== Information given ==
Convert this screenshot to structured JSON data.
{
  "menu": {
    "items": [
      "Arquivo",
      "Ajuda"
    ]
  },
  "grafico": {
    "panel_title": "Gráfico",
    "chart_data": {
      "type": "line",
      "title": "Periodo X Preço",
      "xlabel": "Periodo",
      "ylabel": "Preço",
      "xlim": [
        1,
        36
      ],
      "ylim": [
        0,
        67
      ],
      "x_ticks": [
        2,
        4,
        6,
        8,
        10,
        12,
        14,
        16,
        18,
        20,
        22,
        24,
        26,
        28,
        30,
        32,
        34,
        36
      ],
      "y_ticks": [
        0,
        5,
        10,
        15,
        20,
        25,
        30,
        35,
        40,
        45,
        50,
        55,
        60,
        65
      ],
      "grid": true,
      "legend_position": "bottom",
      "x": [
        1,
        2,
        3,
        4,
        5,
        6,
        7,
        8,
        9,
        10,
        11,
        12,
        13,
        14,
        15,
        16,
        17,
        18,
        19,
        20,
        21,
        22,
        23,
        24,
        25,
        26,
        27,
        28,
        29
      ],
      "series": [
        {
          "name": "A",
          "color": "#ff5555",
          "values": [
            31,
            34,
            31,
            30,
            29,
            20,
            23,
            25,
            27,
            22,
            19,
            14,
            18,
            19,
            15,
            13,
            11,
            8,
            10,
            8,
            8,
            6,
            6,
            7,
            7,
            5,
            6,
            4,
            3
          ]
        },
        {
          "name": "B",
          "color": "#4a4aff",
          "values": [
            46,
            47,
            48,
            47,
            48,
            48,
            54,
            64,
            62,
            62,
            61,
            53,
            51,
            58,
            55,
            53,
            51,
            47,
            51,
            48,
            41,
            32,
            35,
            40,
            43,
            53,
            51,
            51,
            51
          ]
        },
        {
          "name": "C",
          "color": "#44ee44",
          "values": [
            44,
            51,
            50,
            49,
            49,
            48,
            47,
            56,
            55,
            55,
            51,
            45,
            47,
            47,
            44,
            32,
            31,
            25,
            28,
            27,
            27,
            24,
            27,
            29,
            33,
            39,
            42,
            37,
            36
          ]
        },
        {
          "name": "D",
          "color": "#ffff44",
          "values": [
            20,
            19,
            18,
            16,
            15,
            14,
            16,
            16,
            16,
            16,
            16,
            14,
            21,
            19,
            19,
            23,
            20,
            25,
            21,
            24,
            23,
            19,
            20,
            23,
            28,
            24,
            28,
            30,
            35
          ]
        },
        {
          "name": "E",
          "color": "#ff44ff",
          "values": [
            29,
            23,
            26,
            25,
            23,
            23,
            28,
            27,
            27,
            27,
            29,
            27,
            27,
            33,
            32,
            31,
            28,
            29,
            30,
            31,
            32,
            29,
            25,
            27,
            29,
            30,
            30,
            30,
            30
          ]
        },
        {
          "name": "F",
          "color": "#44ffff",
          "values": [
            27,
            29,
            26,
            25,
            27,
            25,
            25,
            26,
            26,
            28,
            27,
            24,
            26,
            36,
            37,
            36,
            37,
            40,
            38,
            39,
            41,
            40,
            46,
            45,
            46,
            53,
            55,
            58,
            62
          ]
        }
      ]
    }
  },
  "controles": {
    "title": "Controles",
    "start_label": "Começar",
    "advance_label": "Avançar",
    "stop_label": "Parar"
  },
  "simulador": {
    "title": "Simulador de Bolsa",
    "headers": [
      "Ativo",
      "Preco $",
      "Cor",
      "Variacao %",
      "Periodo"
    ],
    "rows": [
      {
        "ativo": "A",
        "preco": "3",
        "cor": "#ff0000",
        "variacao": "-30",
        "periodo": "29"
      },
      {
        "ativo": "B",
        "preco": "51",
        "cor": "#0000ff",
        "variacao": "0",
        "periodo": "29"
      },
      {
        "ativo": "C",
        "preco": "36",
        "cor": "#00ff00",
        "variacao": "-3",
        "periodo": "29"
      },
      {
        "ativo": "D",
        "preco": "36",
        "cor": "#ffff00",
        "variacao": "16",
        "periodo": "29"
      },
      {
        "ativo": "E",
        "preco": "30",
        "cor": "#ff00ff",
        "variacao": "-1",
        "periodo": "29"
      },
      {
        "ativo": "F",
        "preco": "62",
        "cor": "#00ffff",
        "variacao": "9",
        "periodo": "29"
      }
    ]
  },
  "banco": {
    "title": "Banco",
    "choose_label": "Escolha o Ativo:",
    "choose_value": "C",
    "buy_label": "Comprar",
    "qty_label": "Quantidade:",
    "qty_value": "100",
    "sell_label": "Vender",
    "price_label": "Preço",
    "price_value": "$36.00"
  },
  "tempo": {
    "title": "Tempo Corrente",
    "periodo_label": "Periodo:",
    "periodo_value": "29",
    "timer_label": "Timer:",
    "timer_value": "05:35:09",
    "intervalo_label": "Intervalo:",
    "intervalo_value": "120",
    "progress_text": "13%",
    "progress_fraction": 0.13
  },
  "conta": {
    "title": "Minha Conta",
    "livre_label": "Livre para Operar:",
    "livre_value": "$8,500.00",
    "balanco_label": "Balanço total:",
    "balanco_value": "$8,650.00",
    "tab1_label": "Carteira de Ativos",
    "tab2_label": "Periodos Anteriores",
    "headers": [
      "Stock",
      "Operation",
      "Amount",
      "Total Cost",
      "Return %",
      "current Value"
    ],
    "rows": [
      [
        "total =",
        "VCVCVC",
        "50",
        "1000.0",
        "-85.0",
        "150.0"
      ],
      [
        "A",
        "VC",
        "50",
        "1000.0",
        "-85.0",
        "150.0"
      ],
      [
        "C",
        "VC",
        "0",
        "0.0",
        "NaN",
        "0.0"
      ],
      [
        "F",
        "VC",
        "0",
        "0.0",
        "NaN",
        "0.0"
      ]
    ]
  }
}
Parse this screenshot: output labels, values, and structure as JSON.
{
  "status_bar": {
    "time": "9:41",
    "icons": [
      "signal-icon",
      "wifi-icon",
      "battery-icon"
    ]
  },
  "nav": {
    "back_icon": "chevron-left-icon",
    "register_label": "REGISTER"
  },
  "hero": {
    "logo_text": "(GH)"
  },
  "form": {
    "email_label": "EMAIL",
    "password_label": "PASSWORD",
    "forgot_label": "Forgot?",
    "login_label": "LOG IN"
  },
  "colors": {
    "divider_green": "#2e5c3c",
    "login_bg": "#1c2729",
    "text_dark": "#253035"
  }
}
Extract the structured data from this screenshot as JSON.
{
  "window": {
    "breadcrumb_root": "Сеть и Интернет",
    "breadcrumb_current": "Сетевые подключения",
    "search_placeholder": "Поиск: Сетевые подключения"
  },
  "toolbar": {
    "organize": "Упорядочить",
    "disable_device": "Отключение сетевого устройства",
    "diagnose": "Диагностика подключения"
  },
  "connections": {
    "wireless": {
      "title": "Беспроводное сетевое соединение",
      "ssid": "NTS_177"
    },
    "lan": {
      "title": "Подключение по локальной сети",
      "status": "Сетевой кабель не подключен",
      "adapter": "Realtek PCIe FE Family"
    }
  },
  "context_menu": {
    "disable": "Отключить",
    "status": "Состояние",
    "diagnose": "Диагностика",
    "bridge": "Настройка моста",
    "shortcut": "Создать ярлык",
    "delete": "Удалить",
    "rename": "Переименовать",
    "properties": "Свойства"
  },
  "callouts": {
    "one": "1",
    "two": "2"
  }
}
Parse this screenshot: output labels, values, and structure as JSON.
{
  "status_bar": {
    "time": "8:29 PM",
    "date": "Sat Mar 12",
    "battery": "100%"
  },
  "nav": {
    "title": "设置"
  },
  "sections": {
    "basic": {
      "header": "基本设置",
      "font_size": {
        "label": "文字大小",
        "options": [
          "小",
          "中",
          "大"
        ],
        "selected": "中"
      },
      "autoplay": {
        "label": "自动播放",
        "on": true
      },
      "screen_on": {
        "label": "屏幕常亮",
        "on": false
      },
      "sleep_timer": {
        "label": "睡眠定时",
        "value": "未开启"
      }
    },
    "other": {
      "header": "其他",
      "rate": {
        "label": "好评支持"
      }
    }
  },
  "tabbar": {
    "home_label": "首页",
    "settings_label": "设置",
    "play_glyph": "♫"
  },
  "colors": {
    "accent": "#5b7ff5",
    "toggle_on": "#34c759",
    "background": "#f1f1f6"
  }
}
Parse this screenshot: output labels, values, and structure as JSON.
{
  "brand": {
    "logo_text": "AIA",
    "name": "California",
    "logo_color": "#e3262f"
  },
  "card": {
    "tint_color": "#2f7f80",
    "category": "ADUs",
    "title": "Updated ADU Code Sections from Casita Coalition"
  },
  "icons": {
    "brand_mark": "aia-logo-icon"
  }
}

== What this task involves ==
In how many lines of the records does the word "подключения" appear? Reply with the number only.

== Result ==
3